The reality is we have no idea who Dad’s Dad was; a lot of people had a lot of reason to change their name and run away from things back in the era of the Second World War, and the dude left my grandma and possibly died long before Dad was adult enough to even think to ask. Dad’s done some work to track his father down since, but the trail is pretty cold.

Me? I’m… less invested. Dad’s Dad might be my biological grandfather, but my grandfather grandfather was a Polish and/or Ukrainian dude called Peter who lived with Granny for like fifty years. I always knew we weren’t biologically related, but it didn’t matter. Pretty much all of Dad’s side of the family, and the history thereof, was lost during the war and its aftermath. They all have terrible stories–Granny grew up in a Siberian orphanage and subsequently survived Lienz, Peter escaped from a Nazi work camp–they never wanted to talk about when they got to Australia.
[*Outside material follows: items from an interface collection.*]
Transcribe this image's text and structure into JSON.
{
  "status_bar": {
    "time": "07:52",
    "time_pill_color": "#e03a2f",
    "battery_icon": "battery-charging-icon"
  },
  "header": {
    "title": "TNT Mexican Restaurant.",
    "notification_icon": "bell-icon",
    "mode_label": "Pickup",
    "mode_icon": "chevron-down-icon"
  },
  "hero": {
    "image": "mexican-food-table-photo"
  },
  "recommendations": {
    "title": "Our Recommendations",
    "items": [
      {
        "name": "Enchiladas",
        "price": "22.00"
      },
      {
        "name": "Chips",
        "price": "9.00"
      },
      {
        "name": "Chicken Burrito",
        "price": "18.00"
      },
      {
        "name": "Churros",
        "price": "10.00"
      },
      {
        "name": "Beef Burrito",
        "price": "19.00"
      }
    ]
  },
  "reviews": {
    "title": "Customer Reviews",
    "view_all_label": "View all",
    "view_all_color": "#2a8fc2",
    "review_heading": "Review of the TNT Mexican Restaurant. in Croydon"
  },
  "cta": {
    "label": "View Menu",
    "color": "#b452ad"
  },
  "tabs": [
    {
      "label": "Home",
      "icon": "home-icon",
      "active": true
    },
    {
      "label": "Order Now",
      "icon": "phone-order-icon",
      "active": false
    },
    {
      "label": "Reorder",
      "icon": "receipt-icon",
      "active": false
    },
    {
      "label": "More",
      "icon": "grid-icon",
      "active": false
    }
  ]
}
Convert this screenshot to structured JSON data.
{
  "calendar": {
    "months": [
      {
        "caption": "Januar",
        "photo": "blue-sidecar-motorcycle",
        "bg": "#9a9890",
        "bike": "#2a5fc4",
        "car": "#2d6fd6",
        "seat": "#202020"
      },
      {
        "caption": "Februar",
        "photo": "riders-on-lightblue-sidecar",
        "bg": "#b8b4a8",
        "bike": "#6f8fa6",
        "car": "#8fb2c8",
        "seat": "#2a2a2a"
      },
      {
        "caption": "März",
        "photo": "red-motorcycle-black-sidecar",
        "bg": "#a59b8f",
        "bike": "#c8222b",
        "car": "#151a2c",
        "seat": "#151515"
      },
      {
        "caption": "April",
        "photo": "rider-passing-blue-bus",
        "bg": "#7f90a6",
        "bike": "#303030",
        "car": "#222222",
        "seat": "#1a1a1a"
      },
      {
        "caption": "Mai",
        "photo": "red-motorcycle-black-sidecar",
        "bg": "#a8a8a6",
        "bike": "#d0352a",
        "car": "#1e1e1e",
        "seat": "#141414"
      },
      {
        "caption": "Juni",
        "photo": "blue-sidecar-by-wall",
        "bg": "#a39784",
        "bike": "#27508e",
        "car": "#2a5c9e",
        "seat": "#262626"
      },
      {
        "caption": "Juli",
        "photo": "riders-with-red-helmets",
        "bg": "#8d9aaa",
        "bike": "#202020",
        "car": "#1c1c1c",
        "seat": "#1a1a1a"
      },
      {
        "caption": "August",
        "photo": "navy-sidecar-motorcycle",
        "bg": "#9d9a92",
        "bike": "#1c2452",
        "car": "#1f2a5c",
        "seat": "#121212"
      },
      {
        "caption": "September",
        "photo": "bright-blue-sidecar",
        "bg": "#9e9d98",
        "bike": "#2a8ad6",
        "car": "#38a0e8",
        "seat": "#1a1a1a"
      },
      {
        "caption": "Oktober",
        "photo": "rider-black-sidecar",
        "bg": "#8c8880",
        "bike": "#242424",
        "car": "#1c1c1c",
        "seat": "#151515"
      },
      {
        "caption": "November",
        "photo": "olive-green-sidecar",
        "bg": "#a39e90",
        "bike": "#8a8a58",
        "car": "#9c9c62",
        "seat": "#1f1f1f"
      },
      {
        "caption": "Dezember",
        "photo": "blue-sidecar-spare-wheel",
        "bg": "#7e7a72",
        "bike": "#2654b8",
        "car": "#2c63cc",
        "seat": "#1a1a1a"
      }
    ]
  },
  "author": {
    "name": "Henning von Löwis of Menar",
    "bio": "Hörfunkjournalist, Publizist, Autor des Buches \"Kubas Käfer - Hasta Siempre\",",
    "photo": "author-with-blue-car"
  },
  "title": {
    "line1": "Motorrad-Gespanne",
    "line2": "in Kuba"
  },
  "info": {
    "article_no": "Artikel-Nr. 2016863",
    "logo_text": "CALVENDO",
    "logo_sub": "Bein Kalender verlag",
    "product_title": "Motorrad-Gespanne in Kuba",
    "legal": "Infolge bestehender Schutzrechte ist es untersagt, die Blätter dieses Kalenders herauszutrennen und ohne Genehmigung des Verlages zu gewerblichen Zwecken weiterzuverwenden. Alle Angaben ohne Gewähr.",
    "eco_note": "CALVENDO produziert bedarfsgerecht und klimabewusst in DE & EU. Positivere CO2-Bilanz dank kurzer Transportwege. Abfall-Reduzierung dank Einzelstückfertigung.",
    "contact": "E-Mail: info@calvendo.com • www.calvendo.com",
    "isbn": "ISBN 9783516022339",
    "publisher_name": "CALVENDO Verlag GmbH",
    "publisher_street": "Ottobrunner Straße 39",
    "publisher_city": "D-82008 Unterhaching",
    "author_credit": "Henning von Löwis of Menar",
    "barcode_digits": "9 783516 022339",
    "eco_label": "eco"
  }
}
I won’t deny the lost history there is interesting; I’ve described the story of Dad’s Dad to Jewish people, who’ve pointed out the obvious inference, while Granny comes from one of the groups of Cossacks who were Nazi collaborators (we have some, uh, unfortunate family photos),1 and Peter and a friend were chased through the snow by Nazis with dogs and guns in their escape attempt (his friend did not make it).

Europe in that era was a mess.

Meanwhile, on the flip side, my Anglo-Australian mother can trace her family right back to First Fleet convicts, so… go figure, I guess.

  1. As it turns out, that entire ethnic group seems to’ve been co-opted by the far-right as poster children for “white genocide” which… as a literal descendant of people who were both survivors of Soviet ethnic cleansing and Nazi collaborators, you’ll have to excuse me while I go throw up in my mouth a bit. Basically, Nazis and holocaust deniers can fuck right off and stop pissing all over my family history. Thanks. ↩︎
Wednesday, 21st June 2017|Tags: culture, history|0 Comments


I realized early that I identified more with the ships I was reading about than their captains. Especially the brain ships. (I’m still incredibly partial to liveships like Farscape’s Moya, Bear & Monette’s The Lavinia Whateley (“Boojum”), and Aliette de Bodard’s mindships.)

It turns out that what I wanted wasn’t the story of a young woman coming to terms with her brace or her body (seriously it’s a fine story, but it didn’t fit me at all—or, rather, it fit me like a brace, constraining and awkward). What I wanted was something to love. I was listening for that familiar thunk on the hull; I just didn’t know it. That recognition that there was a mind inside a cage of muscle, bone, pain, fiberglass, and metal. The acknowledgement that a mind could do things—heroic things! Cool things!—even if the body rebelled.

Fran Wilde on living inside the hull.

This is the first posted essay from Invisible 3, the fast-becoming-annual collection about representation in speculative fiction.1 Go read it, then go buy the collection (the proceeds go to Con or Bust).

  1. Full disclosure: I have an essay in the second collection. ↩︎
Wednesday, 21st June 2017|Tags: books, culture, sff|0 Comments